The CME's Fedwatch indicator showed markets were pricing in a 77 percent likelihood of a December rate rise after Monday's data showed a surge in U.S. manufacturing activity. U.S. and world stocks also rose to new records as a positive global growth outlook encouraged investment in riskier assets.

A strong dollar makes gold more expensive for holders of other currencies, while higher bond yields reduce the appeal of non-yielding gold.

Spot gold was up 0.21 percent at $1,273.40 an ounce after the dollar and U.S. bond yields weakened from earlier highs. But the gold price earlier touched $1,267.76, its lowest level since Aug. 15 and down more than 6 percent from a one-year high of $1,357.54 in early September.

U.S. gold futures for December delivery settled at $1,274.70 an ounce.

"The factors that pushed gold towards $1,360 in early September are now reversing," Julius Baer analyst Carsten Menke said. "The U.S. dollar and yields have rebounded from their recent lows and it looks like positioning in the gold futures market is somewhat reversing, with some long covering and new shorts."

The net long position of hedge funds and money managers in COMEX gold rose nine-fold in the two months to mid-September, helping push prices higher, but has since fallen sharply.

Menke said he expected a strengthening dollar and normalization of speculative positioning to push gold to $1,200 an ounce by the end of the year. Prices have also been supported by purchases of physical gold by bullion-backed exchange-traded funds.

But ETF holdings tracked by Reuters dropped between Friday and Monday by the most since late July. On the technical side, gold was holding around its 100-day moving average at $1,272.

"This figure will be the key today in restricting any further declines," MKS PAMP trader Sam Laughlin said in a note. "Should gold continue to trade lower, the next target will be the 200-day moving average and key psychological level around $1,250."

Meanwhile silver was up 0.55 percent at $16.633 an ounce but still near its lowest level since Aug. 9.
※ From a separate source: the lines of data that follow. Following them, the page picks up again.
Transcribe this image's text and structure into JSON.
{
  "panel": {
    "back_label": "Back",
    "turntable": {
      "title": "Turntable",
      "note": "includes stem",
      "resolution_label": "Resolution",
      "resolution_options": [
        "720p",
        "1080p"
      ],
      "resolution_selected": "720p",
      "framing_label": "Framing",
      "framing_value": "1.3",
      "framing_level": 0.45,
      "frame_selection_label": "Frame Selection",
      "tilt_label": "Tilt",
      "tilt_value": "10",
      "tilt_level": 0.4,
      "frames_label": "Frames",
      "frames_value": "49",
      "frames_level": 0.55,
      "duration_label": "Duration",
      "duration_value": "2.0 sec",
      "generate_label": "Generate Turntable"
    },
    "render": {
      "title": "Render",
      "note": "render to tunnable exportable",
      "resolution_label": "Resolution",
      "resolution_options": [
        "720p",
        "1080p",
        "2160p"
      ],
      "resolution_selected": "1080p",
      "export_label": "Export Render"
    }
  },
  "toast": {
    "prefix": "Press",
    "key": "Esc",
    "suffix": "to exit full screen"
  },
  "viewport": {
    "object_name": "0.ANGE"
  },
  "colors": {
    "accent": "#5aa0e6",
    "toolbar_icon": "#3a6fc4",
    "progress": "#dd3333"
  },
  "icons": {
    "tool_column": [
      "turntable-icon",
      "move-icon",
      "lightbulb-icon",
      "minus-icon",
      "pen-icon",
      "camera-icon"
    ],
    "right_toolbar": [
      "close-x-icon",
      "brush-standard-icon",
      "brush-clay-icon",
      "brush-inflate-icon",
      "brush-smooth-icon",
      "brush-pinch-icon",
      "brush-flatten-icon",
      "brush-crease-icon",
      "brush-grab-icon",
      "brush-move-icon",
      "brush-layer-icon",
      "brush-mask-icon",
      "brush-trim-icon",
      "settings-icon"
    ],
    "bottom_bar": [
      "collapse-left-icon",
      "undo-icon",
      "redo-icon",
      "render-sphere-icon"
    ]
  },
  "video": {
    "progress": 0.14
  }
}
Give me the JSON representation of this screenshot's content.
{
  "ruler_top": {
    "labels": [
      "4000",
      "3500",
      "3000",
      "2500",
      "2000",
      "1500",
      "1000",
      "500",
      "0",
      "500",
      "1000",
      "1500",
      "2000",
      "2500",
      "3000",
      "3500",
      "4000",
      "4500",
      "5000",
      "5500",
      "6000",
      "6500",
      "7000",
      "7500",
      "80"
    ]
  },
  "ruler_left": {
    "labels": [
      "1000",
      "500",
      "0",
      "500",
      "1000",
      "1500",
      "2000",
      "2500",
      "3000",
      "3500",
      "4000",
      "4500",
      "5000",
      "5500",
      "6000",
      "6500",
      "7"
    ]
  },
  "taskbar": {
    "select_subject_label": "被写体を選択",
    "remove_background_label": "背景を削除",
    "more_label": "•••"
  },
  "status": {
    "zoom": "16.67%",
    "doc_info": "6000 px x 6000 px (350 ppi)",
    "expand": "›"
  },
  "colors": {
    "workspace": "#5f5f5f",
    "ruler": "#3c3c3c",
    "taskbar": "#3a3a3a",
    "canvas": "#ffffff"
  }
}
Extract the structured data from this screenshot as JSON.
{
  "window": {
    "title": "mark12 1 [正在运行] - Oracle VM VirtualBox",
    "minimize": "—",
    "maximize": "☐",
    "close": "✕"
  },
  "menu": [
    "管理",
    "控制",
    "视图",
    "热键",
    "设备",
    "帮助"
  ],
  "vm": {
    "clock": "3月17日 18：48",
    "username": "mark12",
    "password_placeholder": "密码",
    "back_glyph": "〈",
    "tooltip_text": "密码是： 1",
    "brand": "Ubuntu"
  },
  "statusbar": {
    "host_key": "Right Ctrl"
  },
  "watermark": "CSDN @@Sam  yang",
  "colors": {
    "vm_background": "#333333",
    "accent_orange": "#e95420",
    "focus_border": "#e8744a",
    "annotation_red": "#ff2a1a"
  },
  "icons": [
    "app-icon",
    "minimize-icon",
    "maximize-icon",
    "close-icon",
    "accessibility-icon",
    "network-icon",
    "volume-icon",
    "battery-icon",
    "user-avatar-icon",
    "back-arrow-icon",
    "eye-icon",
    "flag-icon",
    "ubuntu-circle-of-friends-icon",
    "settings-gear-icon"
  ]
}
Platinum was flat at $910.50 an ounce and palladium was up 0.98 percent at $918.40 an ounce, slipping below platinum after reaching price parity for the first time in 16 years last week.